§ **YOUR TASK**:
Produce a verbatim copy of the data below that contains no pictures.

════════════════════

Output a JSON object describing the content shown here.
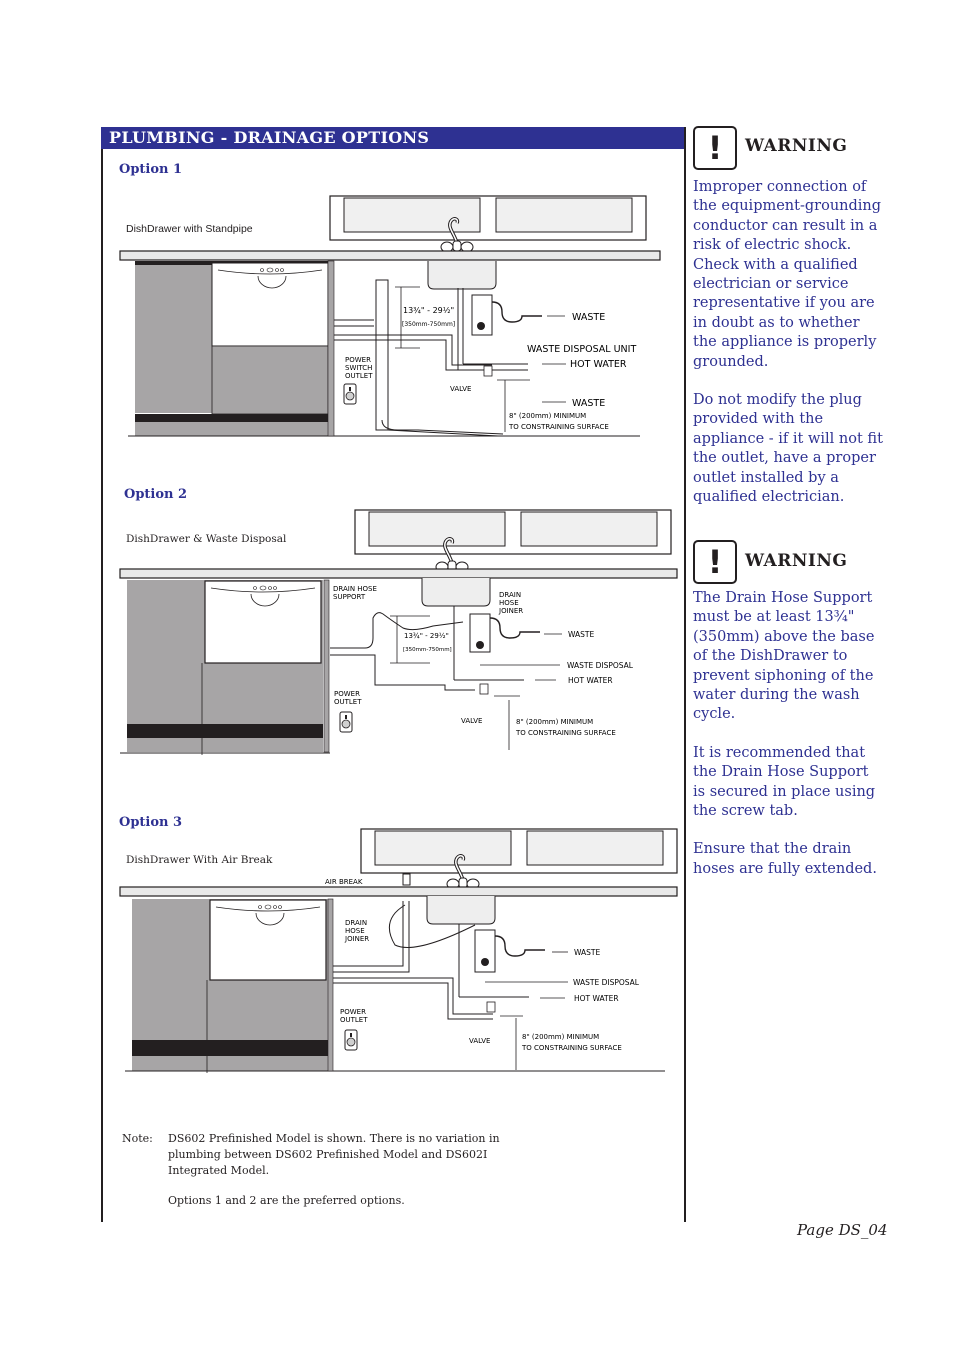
{
  "header": {
    "title": "PLUMBING  -  DRAINAGE OPTIONS"
  },
  "options": [
    {
      "label": "Option 1",
      "caption": "DishDrawer with Standpipe",
      "labels": {
        "dimension": "13¾\" - 29½\"",
        "dimension_mm": "[350mm-750mm]",
        "waste_top": "WASTE",
        "disposal": "WASTE DISPOSAL UNIT",
        "hot_water": "HOT WATER",
        "waste_bottom": "WASTE",
        "power": [
          "POWER",
          "SWITCH",
          "OUTLET"
        ],
        "valve": "VALVE",
        "minimum": "8\" (200mm) MINIMUM",
        "constraining": "TO CONSTRAINING  SURFACE"
      }
    },
    {
      "label": "Option 2",
      "caption": "DishDrawer & Waste Disposal",
      "labels": {
        "support": [
          "DRAIN HOSE",
          "SUPPORT"
        ],
        "joiner": [
          "DRAIN",
          "HOSE",
          "JOINER"
        ],
        "dimension": "13¾\" - 29½\"",
        "dimension_mm": "[350mm-750mm]",
        "waste": "WASTE",
        "disposal": "WASTE DISPOSAL",
        "hot_water": "HOT   WATER",
        "power": [
          "POWER",
          "OUTLET"
        ],
        "valve": "VALVE",
        "minimum": "8\" (200mm) MINIMUM",
        "constraining": "TO CONSTRAINING  SURFACE"
      }
    },
    {
      "label": "Option 3",
      "caption": "DishDrawer With Air Break",
      "labels": {
        "air_break": "AIR BREAK",
        "joiner": [
          "DRAIN",
          "HOSE",
          "JOINER"
        ],
        "waste": "WASTE",
        "disposal": "WASTE DISPOSAL",
        "hot_water": "HOT   WATER",
        "power": [
          "POWER",
          "OUTLET"
        ],
        "valve": "VALVE",
        "minimum": "8\" (200mm) MINIMUM",
        "constraining": "TO CONSTRAINING  SURFACE"
      }
    }
  ],
  "warnings": [
    {
      "title": "WARNING",
      "icon": "exclamation-icon",
      "paragraphs": [
        "Improper connection of the equipment-grounding conductor can result in a risk of electric shock. Check with a qualified electrician or service representative if you are in doubt as to whether the appliance is properly grounded.",
        "Do not modify the plug provided with the appliance - if it will not fit the outlet, have a proper outlet installed by a qualified electrician."
      ]
    },
    {
      "title": "WARNING",
      "icon": "exclamation-icon",
      "paragraphs": [
        "The Drain Hose Support must be at least 13¾\" (350mm) above the base of the DishDrawer to prevent siphoning of the water during the wash cycle.",
        "It is recommended that the Drain Hose Support is secured in place using the screw tab.",
        "Ensure that the drain hoses are fully extended."
      ]
    }
  ],
  "note": {
    "label": "Note:",
    "paragraphs": [
      "DS602 Prefinished Model is shown.  There is no variation in plumbing between DS602 Prefinished Model and DS602I Integrated Model.",
      "Options 1 and 2 are the preferred options."
    ]
  },
  "footer": {
    "page": "Page DS_04"
  },
  "colors": {
    "accent": "#2e3192",
    "cabinet_gray": "#a7a5a6",
    "ink": "#231f20"
  }
}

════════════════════

§ **RESPONSE TO THIS TASK**:
Output a JSON object describing the content shown here.
{
  "header": {
    "title": "PLUMBING  -  DRAINAGE OPTIONS"
  },
  "options": [
    {
      "label": "Option 1",
      "caption": "DishDrawer with Standpipe",
      "labels": {
        "dimension": "13¾\" - 29½\"",
        "dimension_mm": "[350mm-750mm]",
        "waste_top": "WASTE",
        "disposal": "WASTE DISPOSAL UNIT",
        "hot_water": "HOT WATER",
        "waste_bottom": "WASTE",
        "power": [
          "POWER",
          "SWITCH",
          "OUTLET"
        ],
        "valve": "VALVE",
        "minimum": "8\" (200mm) MINIMUM",
        "constraining": "TO CONSTRAINING  SURFACE"
      }
    },
    {
      "label": "Option 2",
      "caption": "DishDrawer & Waste Disposal",
      "labels": {
        "support": [
          "DRAIN HOSE",
          "SUPPORT"
        ],
        "joiner": [
          "DRAIN",
          "HOSE",
          "JOINER"
        ],
        "dimension": "13¾\" - 29½\"",
        "dimension_mm": "[350mm-750mm]",
        "waste": "WASTE",
        "disposal": "WASTE DISPOSAL",
        "hot_water": "HOT   WATER",
        "power": [
          "POWER",
          "OUTLET"
        ],
        "valve": "VALVE",
        "minimum": "8\" (200mm) MINIMUM",
        "constraining": "TO CONSTRAINING  SURFACE"
      }
    },
    {
      "label": "Option 3",
      "caption": "DishDrawer With Air Break",
      "labels": {
        "air_break": "AIR BREAK",
        "joiner": [
          "DRAIN",
          "HOSE",
          "JOINER"
        ],
        "waste": "WASTE",
        "disposal": "WASTE DISPOSAL",
        "hot_water": "HOT   WATER",
        "power": [
          "POWER",
          "OUTLET"
        ],
        "valve": "VALVE",
        "minimum": "8\" (200mm) MINIMUM",
        "constraining": "TO CONSTRAINING  SURFACE"
      }
    }
  ],
  "warnings": [
    {
      "title": "WARNING",
      "icon": "exclamation-icon",
      "paragraphs": [
        "Improper connection of the equipment-grounding conductor can result in a risk of electric shock. Check with a qualified electrician or service representative if you are in doubt as to whether the appliance is properly grounded.",
        "Do not modify the plug provided with the appliance - if it will not fit the outlet, have a proper outlet installed by a qualified electrician."
      ]
    },
    {
      "title": "WARNING",
      "icon": "exclamation-icon",
      "paragraphs": [
        "The Drain Hose Support must be at least 13¾\" (350mm) above the base of the DishDrawer to prevent siphoning of the water during the wash cycle.",
        "It is recommended that the Drain Hose Support is secured in place using the screw tab.",
        "Ensure that the drain hoses are fully extended."
      ]
    }
  ],
  "note": {
    "label": "Note:",
    "paragraphs": [
      "DS602 Prefinished Model is shown.  There is no variation in plumbing between DS602 Prefinished Model and DS602I Integrated Model.",
      "Options 1 and 2 are the preferred options."
    ]
  },
  "footer": {
    "page": "Page DS_04"
  },
  "colors": {
    "accent": "#2e3192",
    "cabinet_gray": "#a7a5a6",
    "ink": "#231f20"
  }
}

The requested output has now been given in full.